**Brief:**
A full, exact copy of the records below is the required answer.

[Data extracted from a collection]
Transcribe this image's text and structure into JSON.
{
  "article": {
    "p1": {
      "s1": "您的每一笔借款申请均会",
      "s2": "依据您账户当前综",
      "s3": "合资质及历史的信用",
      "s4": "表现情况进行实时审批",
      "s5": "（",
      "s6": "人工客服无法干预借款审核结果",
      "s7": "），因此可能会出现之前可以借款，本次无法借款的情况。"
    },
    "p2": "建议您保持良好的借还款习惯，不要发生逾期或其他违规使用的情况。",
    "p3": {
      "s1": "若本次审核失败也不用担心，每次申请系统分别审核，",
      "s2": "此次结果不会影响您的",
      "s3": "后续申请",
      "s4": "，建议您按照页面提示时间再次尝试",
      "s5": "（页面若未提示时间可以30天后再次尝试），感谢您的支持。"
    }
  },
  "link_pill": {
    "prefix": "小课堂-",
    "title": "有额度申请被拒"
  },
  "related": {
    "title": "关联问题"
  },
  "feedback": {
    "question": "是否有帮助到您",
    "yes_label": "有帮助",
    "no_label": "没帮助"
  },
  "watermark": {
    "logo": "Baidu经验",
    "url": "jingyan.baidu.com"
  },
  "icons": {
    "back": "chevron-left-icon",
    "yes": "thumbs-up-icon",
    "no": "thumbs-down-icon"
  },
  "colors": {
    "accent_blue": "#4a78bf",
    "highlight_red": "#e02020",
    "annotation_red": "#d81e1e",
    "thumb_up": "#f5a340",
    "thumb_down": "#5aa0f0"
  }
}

**Task output:**
Transcribe this image's text and structure into JSON.
{
  "article": {
    "p1": {
      "s1": "您的每一笔借款申请均会",
      "s2": "依据您账户当前综",
      "s3": "合资质及历史的信用",
      "s4": "表现情况进行实时审批",
      "s5": "（",
      "s6": "人工客服无法干预借款审核结果",
      "s7": "），因此可能会出现之前可以借款，本次无法借款的情况。"
    },
    "p2": "建议您保持良好的借还款习惯，不要发生逾期或其他违规使用的情况。",
    "p3": {
      "s1": "若本次审核失败也不用担心，每次申请系统分别审核，",
      "s2": "此次结果不会影响您的",
      "s3": "后续申请",
      "s4": "，建议您按照页面提示时间再次尝试",
      "s5": "（页面若未提示时间可以30天后再次尝试），感谢您的支持。"
    }
  },
  "link_pill": {
    "prefix": "小课堂-",
    "title": "有额度申请被拒"
  },
  "related": {
    "title": "关联问题"
  },
  "feedback": {
    "question": "是否有帮助到您",
    "yes_label": "有帮助",
    "no_label": "没帮助"
  },
  "watermark": {
    "logo": "Baidu经验",
    "url": "jingyan.baidu.com"
  },
  "icons": {
    "back": "chevron-left-icon",
    "yes": "thumbs-up-icon",
    "no": "thumbs-down-icon"
  },
  "colors": {
    "accent_blue": "#4a78bf",
    "highlight_red": "#e02020",
    "annotation_red": "#d81e1e",
    "thumb_up": "#f5a340",
    "thumb_down": "#5aa0f0"
  }
}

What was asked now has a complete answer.